=== TRY IT ===
Filter the entries below, keeping only lines with the word "root".
--
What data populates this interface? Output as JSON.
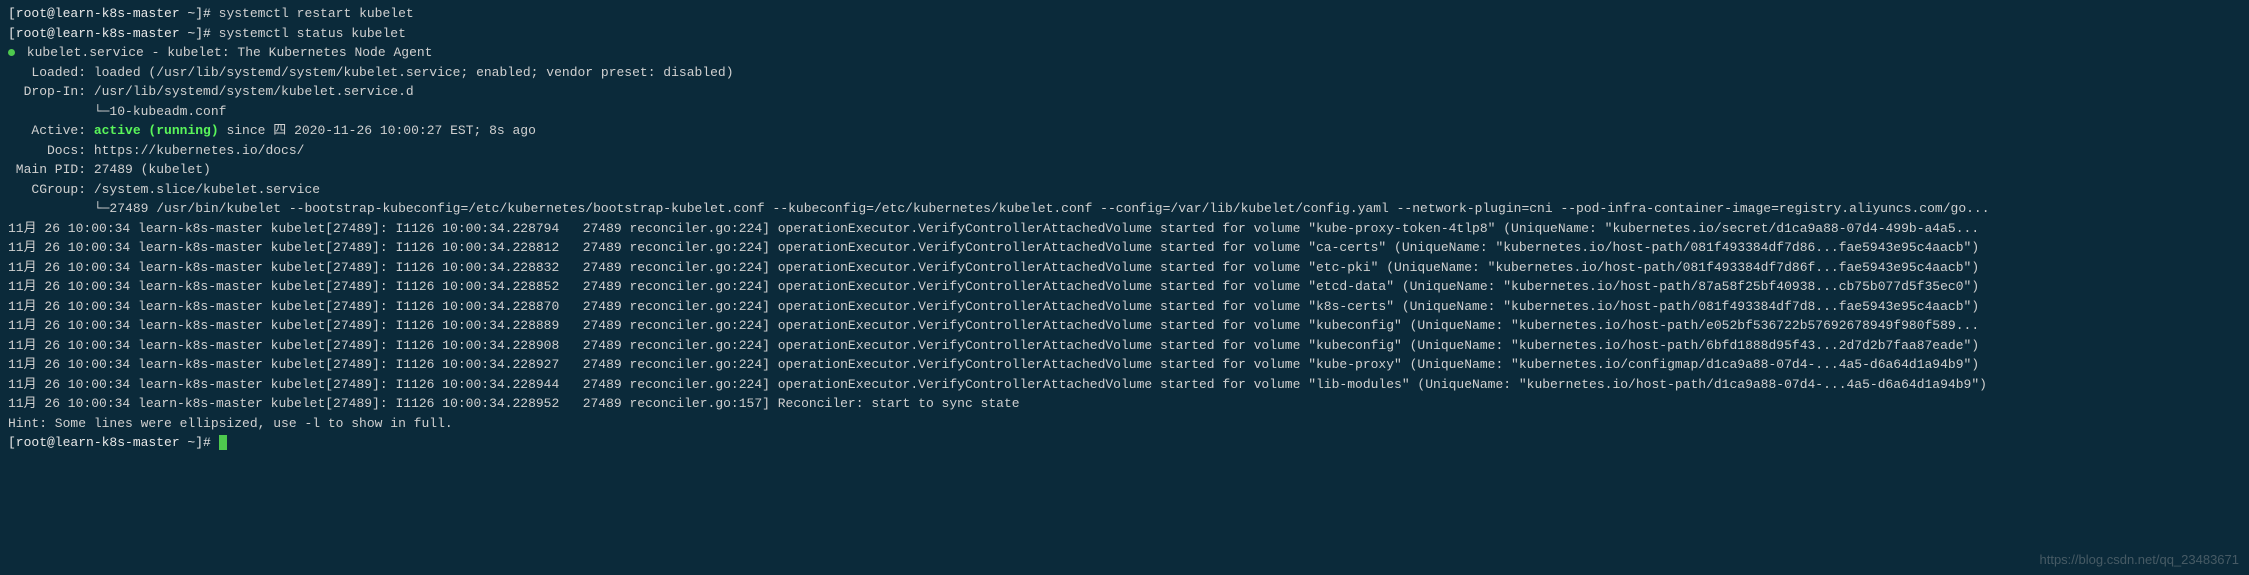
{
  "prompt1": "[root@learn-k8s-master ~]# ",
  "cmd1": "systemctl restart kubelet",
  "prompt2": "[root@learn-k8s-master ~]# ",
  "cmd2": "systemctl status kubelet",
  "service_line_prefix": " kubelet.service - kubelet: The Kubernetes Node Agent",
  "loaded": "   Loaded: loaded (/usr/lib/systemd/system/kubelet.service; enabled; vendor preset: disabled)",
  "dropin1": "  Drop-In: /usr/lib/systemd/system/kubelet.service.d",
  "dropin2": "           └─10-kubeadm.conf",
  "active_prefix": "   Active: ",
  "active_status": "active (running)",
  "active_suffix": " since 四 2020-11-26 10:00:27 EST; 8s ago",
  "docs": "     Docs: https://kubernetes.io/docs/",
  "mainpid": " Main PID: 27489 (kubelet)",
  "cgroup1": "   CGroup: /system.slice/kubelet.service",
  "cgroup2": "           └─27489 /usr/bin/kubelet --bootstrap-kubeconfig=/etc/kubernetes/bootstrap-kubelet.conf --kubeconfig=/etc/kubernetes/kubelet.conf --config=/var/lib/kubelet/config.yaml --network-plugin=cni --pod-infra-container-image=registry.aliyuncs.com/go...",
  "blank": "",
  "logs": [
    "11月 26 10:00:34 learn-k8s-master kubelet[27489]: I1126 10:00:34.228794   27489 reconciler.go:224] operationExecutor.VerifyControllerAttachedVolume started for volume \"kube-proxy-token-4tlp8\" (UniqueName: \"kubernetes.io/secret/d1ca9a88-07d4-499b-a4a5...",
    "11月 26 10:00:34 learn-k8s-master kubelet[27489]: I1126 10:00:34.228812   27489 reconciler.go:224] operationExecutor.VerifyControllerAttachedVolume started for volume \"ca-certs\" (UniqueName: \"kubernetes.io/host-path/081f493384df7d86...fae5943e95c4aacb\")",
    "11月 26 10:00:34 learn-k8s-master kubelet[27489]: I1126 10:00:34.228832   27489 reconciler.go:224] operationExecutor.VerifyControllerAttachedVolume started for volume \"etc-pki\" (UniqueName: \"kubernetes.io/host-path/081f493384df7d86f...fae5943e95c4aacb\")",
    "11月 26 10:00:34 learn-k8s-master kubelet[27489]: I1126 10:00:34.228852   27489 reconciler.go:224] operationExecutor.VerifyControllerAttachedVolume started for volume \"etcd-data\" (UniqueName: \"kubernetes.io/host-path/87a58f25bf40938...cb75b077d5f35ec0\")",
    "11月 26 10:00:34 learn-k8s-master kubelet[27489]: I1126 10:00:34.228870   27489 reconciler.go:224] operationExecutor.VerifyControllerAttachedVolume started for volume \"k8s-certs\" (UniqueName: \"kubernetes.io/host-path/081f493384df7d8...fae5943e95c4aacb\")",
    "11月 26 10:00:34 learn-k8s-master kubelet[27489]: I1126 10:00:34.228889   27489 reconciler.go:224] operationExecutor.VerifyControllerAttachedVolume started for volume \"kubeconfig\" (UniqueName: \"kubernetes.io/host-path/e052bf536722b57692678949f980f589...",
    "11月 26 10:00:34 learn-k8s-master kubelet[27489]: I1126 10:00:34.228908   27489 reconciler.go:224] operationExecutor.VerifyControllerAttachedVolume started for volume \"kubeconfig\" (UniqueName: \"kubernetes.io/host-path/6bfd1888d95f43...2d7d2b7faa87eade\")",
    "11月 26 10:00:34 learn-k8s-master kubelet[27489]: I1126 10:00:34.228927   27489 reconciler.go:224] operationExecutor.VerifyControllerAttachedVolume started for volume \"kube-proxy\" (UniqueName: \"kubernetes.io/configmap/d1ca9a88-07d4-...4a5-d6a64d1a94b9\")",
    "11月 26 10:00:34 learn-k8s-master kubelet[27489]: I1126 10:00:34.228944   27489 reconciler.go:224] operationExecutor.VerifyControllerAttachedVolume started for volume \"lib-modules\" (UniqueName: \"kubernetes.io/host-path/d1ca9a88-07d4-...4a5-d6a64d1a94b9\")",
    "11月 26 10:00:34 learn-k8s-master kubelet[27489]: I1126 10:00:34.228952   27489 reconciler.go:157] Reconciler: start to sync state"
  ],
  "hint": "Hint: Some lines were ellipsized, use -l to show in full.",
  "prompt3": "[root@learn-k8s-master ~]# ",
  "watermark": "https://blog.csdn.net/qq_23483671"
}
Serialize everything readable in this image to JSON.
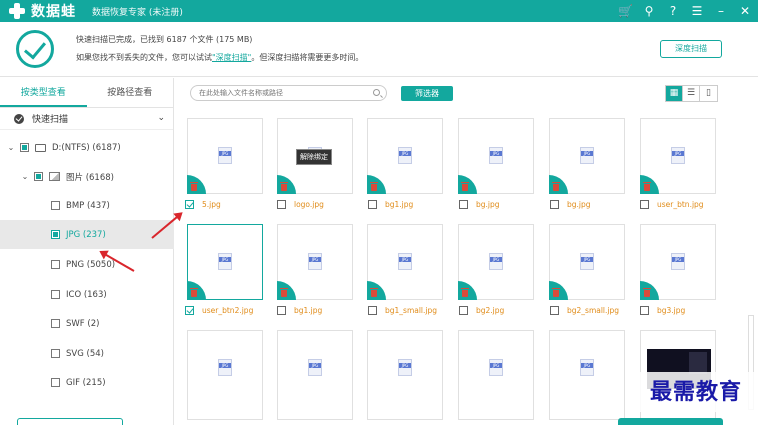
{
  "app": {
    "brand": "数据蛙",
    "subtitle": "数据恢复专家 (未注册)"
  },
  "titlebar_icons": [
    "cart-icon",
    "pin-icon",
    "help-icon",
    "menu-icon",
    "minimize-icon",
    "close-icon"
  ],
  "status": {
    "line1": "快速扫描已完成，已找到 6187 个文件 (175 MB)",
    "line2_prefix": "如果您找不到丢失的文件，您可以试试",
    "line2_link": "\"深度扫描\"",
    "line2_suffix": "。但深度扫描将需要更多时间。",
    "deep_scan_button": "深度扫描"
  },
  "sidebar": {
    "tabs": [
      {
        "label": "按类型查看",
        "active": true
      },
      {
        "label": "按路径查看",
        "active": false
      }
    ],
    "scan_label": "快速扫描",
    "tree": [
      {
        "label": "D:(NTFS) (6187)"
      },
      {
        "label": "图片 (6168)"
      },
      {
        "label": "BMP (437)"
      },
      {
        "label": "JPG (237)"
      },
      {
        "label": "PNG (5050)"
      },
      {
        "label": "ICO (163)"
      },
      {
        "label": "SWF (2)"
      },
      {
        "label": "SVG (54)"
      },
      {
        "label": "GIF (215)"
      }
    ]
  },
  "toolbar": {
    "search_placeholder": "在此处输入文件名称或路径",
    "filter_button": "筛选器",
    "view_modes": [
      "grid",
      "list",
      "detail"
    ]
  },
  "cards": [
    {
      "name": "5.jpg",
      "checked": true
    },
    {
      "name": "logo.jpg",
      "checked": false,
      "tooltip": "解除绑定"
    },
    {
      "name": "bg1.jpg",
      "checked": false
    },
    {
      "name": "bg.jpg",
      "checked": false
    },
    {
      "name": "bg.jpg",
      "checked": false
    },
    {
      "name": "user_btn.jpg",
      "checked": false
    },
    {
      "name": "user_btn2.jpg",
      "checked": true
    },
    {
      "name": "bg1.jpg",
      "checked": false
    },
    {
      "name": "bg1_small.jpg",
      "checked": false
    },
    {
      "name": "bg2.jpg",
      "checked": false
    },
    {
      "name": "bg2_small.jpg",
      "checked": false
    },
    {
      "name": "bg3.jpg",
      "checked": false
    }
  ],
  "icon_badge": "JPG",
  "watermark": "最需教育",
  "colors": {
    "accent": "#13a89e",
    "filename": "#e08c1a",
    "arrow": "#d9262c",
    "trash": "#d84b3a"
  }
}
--
=== REPLY ===
  "prompt1": "[root@learn-k8s-master ~]# ",
  "prompt2": "[root@learn-k8s-master ~]# ",
  "prompt3": "[root@learn-k8s-master ~]# ",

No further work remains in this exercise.